Bajiquan is known for its elbow strikes and short-range power. Similar to Muay Thai’s “Eight Limbs”, Bajiquan uses “Eight Weapons” to strike – Feet, Knees, Hips, Body, Shoulders, Elbows, Arms and Head. It is built for close in-fighting, engaging aggressively from a longer range to short distance.
Shanqi (善耆; 1866–1922; 10th), held the title Prince Su of the First Rank from 1898 to 1922, posthumously honored as Prince Suzhong of the First Rank (肅忠親王). There are three noticeable Airbenders in the background. Eunuch bodyguards of the good prince would look like the pic. Dong Haichuan is employed by Prince Shanqi in the 19th century.
Yin Fu dedicated many efforts to his bodyguard business in Beijing. He successively worked in the East Tower East Factory Hutong (Dongchang)- the site which was once the most elite Intelligence Agency in Ming Dynasty. During the 19th century, Dongchang became the residence to many top military/chief executives of the region (under Empress Cixi jurisdiction/ primarily Baoding elites). An interesting note, even today at Dongchang, the basic pattern of the Rong Lu mansion is still visible, and the European-style villas are apparent from the Westernization movement. The area is deeply connected with the Beiyang New Army and Yuan Shikai. Yin Fu’s true history reveals the misconceptions of modern Baguazhang promotions- his style, environment, and methods of the time period are not as expected.
Before the late Qing Dynasty, the concept of “big knife/Dadao” in the army mostly refers to the knife of the long pole, similar to the shape of the Guandao. The knife with a short handle and a large blade (in popular contemporary Baguazhang culture) is called a single hand knife, it is not called a “big knife”, historically speaking. Ironically the signature instruments used by both disciples of Dong Haichuan are often misinterpreted in Airbending schools of today.

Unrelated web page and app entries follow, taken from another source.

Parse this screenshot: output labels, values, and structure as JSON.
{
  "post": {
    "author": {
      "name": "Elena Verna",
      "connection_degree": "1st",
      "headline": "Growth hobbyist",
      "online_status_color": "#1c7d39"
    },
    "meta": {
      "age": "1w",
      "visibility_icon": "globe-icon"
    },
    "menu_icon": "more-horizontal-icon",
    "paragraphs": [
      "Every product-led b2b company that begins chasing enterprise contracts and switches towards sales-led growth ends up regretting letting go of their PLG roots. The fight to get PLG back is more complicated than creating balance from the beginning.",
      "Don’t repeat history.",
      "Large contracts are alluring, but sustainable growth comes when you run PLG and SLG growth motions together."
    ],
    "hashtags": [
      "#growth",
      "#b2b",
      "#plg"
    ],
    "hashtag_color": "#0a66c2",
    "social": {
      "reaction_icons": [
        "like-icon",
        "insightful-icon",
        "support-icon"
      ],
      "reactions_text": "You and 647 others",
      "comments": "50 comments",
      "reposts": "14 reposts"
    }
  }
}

[Imperial Guard examination & Chang Dongsheng with a nice chin jab] Most Baguazhang lineages today use large oversized instruments such as the giant saber, for strength conditioning purposes. The foundation for this tradition descends from feudal wrestling battalions. Yin Fu and Cheng Ting Hua were both wrestlers.
The Luohan style of Penetrating Palm sets are suitable for the short Tiger Spear… and though adaptable, are not originally designed for sticking the opponent with the tips of the fingers (according to Shaolin treatise, the penetrating/willow leaf palm is meant to grasp). The short spear is a formidable instrument while patrolling on foot, inner palace. In certain sectors of the inner court, empty-hand skill and ordinance is concentrated on instruments with lower damage such as cudgel- or in close quarters conflict, a short spear. The short spear is largely replaced by the bayonet in the late 19th century for military guards, however, still favored by eunuch bodyguards inner quarters.
Contrary to popular opinion, the Interlinking/ Weaving routines of Baguazhang as popularized in mainstream and films, contain ‘wrestling with weapons integration’ and not pure empty-hand wrestling. Grappling and takedowns with the instrument in hand, are crucial in feudal melee- often against armed opponents. It is worth noting the forms/drilling methods of Qing-era wrestling are often distinct in aesthetics from the silky/ twisting/ turning style of Swimming Baguazhang.